Here is the letter sent to both outlets:

 Dear Editor:

Your recent story about the coming animal rights campaign against greyhound racing should put Iowans on their guard. State residents can expect a barrage of
misinformation and negative propaganda from the radical East Coast groups behind this misguided effort.

The greyhound racing community dedicates millions of dollars each year to greyhound welfare and adoption programs. Greyhound farms are subject to unannounced inspections to verify the quality of kennel facilities and animal care. Rigorous standards for breeders and kennel operators are strictly enforced, with lifetime expulsion from the sport for serious violators.

At the track level, contracts require that  kennel operators provide proper animal care or risk the suspension of racing privileges. Track veterinarians are on hand daily to monitor greyhound health and handle injuries when they occur.

In addition to industry programs, greyhound racing is regulated by the states in which it operates. State regulators have the authority to suspend or revoke racing licenses if violations of law or racing rules occur.
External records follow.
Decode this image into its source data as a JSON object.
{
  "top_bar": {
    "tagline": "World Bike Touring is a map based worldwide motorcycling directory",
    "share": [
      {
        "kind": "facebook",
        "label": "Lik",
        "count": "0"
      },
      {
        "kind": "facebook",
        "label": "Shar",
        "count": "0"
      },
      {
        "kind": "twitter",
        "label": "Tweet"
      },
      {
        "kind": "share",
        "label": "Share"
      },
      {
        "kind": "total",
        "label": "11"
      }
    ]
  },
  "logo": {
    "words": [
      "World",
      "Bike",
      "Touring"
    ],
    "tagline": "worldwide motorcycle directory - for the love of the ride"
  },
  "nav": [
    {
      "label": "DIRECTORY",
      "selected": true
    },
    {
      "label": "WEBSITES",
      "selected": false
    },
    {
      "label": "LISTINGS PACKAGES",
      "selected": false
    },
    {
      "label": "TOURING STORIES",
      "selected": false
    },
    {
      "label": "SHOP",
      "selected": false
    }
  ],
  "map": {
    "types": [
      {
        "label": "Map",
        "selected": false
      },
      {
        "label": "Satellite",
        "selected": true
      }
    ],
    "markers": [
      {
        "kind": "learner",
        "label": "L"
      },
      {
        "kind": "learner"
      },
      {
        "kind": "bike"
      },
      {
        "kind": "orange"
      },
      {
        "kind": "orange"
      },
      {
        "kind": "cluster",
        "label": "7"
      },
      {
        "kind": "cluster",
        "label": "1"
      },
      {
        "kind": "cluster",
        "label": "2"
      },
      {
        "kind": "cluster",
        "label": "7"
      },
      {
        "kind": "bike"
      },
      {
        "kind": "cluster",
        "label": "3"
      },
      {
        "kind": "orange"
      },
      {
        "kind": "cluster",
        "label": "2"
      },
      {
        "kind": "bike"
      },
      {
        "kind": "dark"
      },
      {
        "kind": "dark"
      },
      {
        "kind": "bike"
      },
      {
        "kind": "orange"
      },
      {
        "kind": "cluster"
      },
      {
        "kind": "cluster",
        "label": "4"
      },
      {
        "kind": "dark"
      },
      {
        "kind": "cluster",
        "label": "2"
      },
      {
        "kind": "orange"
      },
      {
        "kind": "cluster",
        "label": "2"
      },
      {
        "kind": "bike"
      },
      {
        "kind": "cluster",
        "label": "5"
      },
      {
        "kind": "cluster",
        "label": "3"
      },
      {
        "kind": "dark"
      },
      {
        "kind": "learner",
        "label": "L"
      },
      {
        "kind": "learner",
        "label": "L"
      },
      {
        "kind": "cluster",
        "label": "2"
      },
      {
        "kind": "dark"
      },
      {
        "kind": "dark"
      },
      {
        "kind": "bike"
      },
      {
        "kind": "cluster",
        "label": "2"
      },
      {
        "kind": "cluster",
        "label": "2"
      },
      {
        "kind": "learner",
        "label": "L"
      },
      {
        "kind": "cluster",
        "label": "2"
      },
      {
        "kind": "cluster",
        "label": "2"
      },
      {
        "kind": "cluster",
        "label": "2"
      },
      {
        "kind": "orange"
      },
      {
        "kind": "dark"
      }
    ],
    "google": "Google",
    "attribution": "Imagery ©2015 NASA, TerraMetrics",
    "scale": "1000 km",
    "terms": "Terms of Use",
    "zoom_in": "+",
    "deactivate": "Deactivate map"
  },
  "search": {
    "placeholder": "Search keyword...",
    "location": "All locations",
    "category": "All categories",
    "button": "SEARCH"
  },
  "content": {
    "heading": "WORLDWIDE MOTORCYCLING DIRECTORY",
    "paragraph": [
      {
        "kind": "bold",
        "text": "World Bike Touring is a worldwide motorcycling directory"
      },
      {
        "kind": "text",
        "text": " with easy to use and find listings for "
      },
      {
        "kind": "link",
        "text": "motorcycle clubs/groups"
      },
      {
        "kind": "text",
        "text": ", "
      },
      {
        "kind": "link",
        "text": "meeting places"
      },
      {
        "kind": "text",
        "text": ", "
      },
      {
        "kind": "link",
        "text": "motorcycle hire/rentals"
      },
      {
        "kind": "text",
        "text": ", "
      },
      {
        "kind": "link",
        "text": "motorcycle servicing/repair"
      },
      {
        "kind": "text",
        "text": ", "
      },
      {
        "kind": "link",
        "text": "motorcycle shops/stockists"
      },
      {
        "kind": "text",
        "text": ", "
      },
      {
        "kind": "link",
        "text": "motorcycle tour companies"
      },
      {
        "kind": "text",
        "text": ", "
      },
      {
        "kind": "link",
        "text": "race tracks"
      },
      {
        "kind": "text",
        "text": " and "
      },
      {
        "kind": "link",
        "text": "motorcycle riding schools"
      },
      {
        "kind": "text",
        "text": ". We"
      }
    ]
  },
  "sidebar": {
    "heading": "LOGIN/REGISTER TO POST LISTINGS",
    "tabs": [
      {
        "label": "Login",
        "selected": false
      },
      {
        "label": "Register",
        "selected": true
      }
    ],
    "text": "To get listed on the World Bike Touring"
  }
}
It should be obvious to anyone with an ounce of common sense that greyhounds must receive proper care in order to compete at their best. If they don’t receive proper
nutrition, exercise and rest, they can’t perform on the track.
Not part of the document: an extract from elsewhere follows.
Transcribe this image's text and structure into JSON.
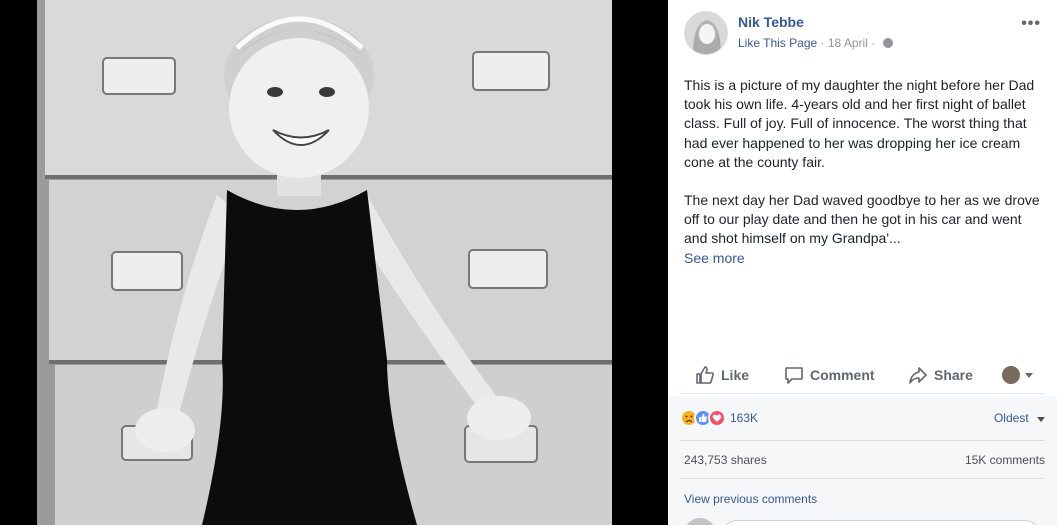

Contrary to what we hear from animal rights groups, the rate of greyhound injuries is extraordinarily low. Injuries occur in less than one-half of one percent of all racing
starts. Most of the injuries are minor, and allow the greyhound to return to racing within a matter of weeks.

Even when injured greyhounds are no longer able to race, they are wonderful candidates for placement in a loving adoptive home.

Iowans should take what they hear from animal rights extremists with a grain of salt. There is no good reason to ban a sport that supports more than 1,300 jobs, pays
millions of dollars in taxes, and takes good care of its canine athletes.


Jim Blanchard, Vice President, National Greyhound Association and Member, Iowa Greyhound Association